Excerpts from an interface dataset

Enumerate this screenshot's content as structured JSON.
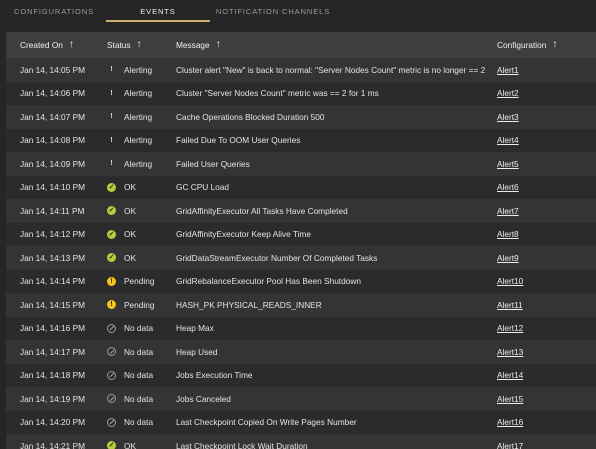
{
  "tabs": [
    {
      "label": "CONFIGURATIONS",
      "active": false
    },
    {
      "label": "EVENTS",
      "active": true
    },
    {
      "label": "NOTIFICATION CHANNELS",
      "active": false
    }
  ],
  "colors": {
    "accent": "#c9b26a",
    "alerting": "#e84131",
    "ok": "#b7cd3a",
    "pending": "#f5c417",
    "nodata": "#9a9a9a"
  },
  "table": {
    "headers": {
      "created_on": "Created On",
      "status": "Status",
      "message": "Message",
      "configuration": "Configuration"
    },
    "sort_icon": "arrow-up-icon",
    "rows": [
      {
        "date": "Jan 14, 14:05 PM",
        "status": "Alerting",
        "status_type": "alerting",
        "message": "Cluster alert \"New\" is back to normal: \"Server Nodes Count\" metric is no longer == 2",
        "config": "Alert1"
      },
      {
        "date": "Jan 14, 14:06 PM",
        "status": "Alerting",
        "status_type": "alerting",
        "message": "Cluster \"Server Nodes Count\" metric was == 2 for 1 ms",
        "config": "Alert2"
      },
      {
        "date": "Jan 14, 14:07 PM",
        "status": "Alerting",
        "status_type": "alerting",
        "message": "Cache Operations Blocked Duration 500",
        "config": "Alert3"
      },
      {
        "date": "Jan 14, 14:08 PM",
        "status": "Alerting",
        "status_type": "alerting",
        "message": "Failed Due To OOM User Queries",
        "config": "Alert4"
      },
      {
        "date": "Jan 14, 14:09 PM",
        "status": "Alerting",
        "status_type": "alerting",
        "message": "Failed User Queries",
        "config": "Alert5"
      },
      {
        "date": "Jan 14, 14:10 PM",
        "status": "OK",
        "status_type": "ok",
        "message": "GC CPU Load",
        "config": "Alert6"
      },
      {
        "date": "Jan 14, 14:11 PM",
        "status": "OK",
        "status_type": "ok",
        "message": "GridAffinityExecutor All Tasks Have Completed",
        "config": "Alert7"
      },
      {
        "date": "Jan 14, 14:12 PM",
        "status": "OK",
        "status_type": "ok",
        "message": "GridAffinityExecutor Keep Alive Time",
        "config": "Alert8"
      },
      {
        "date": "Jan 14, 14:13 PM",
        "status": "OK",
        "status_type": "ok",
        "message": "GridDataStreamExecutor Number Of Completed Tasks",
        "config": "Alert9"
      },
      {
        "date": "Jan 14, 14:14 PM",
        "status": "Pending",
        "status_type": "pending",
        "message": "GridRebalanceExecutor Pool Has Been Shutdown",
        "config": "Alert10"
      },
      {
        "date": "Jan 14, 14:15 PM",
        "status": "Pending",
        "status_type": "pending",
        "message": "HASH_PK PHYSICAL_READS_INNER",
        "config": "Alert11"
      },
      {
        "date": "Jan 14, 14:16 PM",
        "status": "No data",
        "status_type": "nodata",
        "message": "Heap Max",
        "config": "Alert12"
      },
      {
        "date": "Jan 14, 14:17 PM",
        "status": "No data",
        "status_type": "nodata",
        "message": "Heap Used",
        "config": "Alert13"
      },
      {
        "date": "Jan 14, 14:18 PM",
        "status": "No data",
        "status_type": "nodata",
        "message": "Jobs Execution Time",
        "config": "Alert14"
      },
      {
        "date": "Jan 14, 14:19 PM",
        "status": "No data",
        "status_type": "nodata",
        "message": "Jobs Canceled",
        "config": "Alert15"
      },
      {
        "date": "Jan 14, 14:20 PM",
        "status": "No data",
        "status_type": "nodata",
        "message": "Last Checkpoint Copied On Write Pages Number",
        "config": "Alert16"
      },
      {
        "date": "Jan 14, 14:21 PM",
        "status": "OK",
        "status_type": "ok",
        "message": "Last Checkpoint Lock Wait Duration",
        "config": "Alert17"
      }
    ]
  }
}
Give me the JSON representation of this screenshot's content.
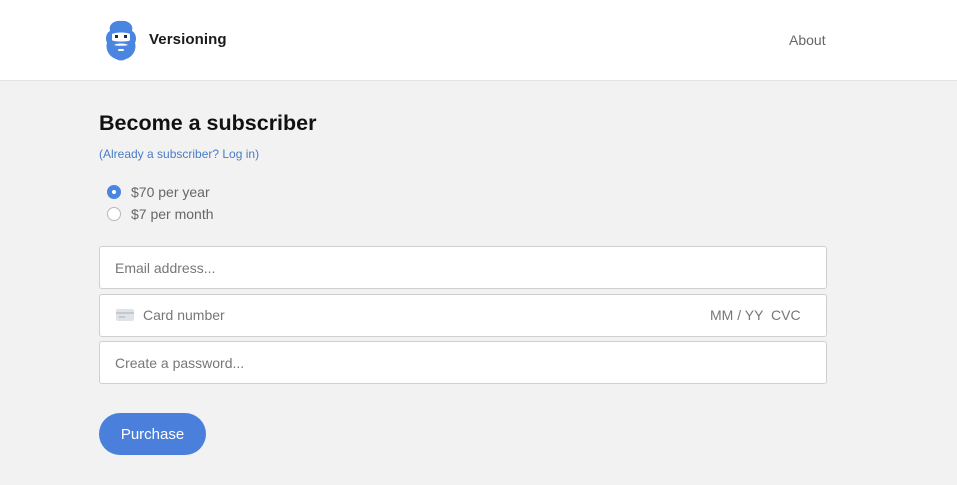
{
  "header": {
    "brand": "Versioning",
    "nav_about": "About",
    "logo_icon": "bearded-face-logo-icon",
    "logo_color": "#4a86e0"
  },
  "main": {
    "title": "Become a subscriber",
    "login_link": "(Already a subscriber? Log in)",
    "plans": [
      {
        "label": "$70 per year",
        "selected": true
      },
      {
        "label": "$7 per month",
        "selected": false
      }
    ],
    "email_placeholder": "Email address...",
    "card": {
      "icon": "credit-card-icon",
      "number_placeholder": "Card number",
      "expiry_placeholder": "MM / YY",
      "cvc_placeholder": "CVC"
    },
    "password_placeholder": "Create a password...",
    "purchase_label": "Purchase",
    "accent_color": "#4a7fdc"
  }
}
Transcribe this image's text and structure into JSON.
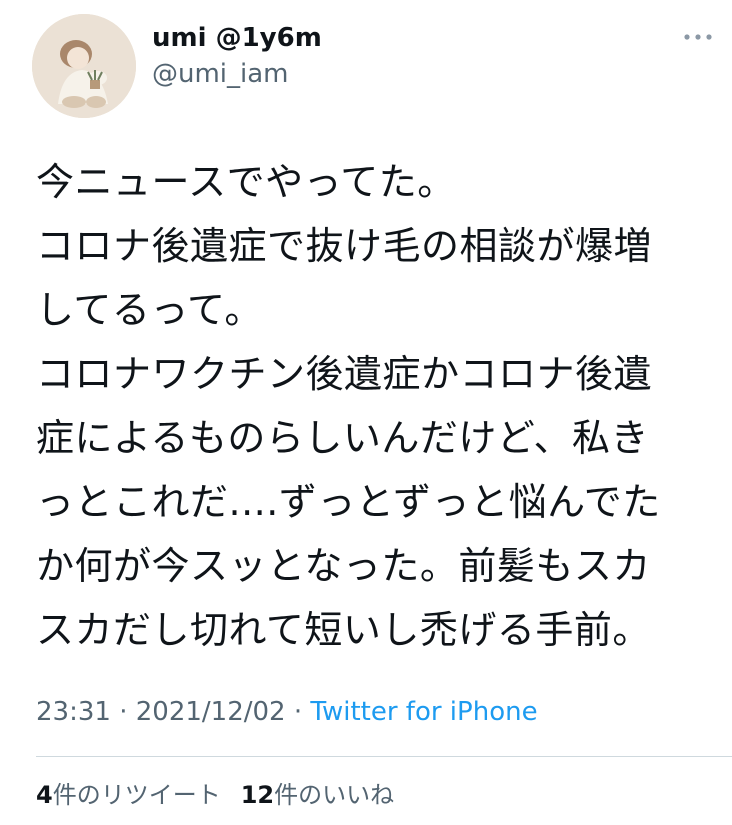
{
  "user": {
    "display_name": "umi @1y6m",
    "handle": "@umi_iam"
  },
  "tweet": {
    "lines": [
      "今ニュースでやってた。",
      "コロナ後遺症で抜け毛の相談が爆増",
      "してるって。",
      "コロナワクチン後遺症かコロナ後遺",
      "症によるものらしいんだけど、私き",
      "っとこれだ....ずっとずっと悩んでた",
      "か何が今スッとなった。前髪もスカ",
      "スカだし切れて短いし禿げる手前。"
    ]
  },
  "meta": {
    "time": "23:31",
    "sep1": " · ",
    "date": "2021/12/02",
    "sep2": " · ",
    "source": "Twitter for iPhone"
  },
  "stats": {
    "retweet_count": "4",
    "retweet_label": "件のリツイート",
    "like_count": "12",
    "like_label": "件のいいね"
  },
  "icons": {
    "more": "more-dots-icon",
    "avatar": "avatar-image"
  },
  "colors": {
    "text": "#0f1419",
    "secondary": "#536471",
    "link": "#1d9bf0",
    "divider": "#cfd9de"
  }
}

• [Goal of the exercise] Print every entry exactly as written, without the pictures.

• [Task response]
Enumerate this screenshot's content as structured JSON.
{
  "tabs": [
    {
      "label": "CONFIGURATIONS",
      "active": false
    },
    {
      "label": "EVENTS",
      "active": true
    },
    {
      "label": "NOTIFICATION CHANNELS",
      "active": false
    }
  ],
  "colors": {
    "accent": "#c9b26a",
    "alerting": "#e84131",
    "ok": "#b7cd3a",
    "pending": "#f5c417",
    "nodata": "#9a9a9a"
  },
  "table": {
    "headers": {
      "created_on": "Created On",
      "status": "Status",
      "message": "Message",
      "configuration": "Configuration"
    },
    "sort_icon": "arrow-up-icon",
    "rows": [
      {
        "date": "Jan 14, 14:05 PM",
        "status": "Alerting",
        "status_type": "alerting",
        "message": "Cluster alert \"New\" is back to normal: \"Server Nodes Count\" metric is no longer == 2",
        "config": "Alert1"
      },
      {
        "date": "Jan 14, 14:06 PM",
        "status": "Alerting",
        "status_type": "alerting",
        "message": "Cluster \"Server Nodes Count\" metric was == 2 for 1 ms",
        "config": "Alert2"
      },
      {
        "date": "Jan 14, 14:07 PM",
        "status": "Alerting",
        "status_type": "alerting",
        "message": "Cache Operations Blocked Duration 500",
        "config": "Alert3"
      },
      {
        "date": "Jan 14, 14:08 PM",
        "status": "Alerting",
        "status_type": "alerting",
        "message": "Failed Due To OOM User Queries",
        "config": "Alert4"
      },
      {
        "date": "Jan 14, 14:09 PM",
        "status": "Alerting",
        "status_type": "alerting",
        "message": "Failed User Queries",
        "config": "Alert5"
      },
      {
        "date": "Jan 14, 14:10 PM",
        "status": "OK",
        "status_type": "ok",
        "message": "GC CPU Load",
        "config": "Alert6"
      },
      {
        "date": "Jan 14, 14:11 PM",
        "status": "OK",
        "status_type": "ok",
        "message": "GridAffinityExecutor All Tasks Have Completed",
        "config": "Alert7"
      },
      {
        "date": "Jan 14, 14:12 PM",
        "status": "OK",
        "status_type": "ok",
        "message": "GridAffinityExecutor Keep Alive Time",
        "config": "Alert8"
      },
      {
        "date": "Jan 14, 14:13 PM",
        "status": "OK",
        "status_type": "ok",
        "message": "GridDataStreamExecutor Number Of Completed Tasks",
        "config": "Alert9"
      },
      {
        "date": "Jan 14, 14:14 PM",
        "status": "Pending",
        "status_type": "pending",
        "message": "GridRebalanceExecutor Pool Has Been Shutdown",
        "config": "Alert10"
      },
      {
        "date": "Jan 14, 14:15 PM",
        "status": "Pending",
        "status_type": "pending",
        "message": "HASH_PK PHYSICAL_READS_INNER",
        "config": "Alert11"
      },
      {
        "date": "Jan 14, 14:16 PM",
        "status": "No data",
        "status_type": "nodata",
        "message": "Heap Max",
        "config": "Alert12"
      },
      {
        "date": "Jan 14, 14:17 PM",
        "status": "No data",
        "status_type": "nodata",
        "message": "Heap Used",
        "config": "Alert13"
      },
      {
        "date": "Jan 14, 14:18 PM",
        "status": "No data",
        "status_type": "nodata",
        "message": "Jobs Execution Time",
        "config": "Alert14"
      },
      {
        "date": "Jan 14, 14:19 PM",
        "status": "No data",
        "status_type": "nodata",
        "message": "Jobs Canceled",
        "config": "Alert15"
      },
      {
        "date": "Jan 14, 14:20 PM",
        "status": "No data",
        "status_type": "nodata",
        "message": "Last Checkpoint Copied On Write Pages Number",
        "config": "Alert16"
      },
      {
        "date": "Jan 14, 14:21 PM",
        "status": "OK",
        "status_type": "ok",
        "message": "Last Checkpoint Lock Wait Duration",
        "config": "Alert17"
      }
    ]
  }
}
Give me the JSON representation of this screenshot's content.
{
  "header": {
    "brand": "Versioning",
    "nav_about": "About",
    "logo_icon": "bearded-face-logo-icon",
    "logo_color": "#4a86e0"
  },
  "main": {
    "title": "Become a subscriber",
    "login_link": "(Already a subscriber? Log in)",
    "plans": [
      {
        "label": "$70 per year",
        "selected": true
      },
      {
        "label": "$7 per month",
        "selected": false
      }
    ],
    "email_placeholder": "Email address...",
    "card": {
      "icon": "credit-card-icon",
      "number_placeholder": "Card number",
      "expiry_placeholder": "MM / YY",
      "cvc_placeholder": "CVC"
    },
    "password_placeholder": "Create a password...",
    "purchase_label": "Purchase",
    "accent_color": "#4a7fdc"
  }
}
Transcribe this image's text and structure into JSON.
{
  "user": {
    "display_name": "umi @1y6m",
    "handle": "@umi_iam"
  },
  "tweet": {
    "lines": [
      "今ニュースでやってた。",
      "コロナ後遺症で抜け毛の相談が爆増",
      "してるって。",
      "コロナワクチン後遺症かコロナ後遺",
      "症によるものらしいんだけど、私き",
      "っとこれだ....ずっとずっと悩んでた",
      "か何が今スッとなった。前髪もスカ",
      "スカだし切れて短いし禿げる手前。"
    ]
  },
  "meta": {
    "time": "23:31",
    "sep1": " · ",
    "date": "2021/12/02",
    "sep2": " · ",
    "source": "Twitter for iPhone"
  },
  "stats": {
    "retweet_count": "4",
    "retweet_label": "件のリツイート",
    "like_count": "12",
    "like_label": "件のいいね"
  },
  "icons": {
    "more": "more-dots-icon",
    "avatar": "avatar-image"
  },
  "colors": {
    "text": "#0f1419",
    "secondary": "#536471",
    "link": "#1d9bf0",
    "divider": "#cfd9de"
  }
}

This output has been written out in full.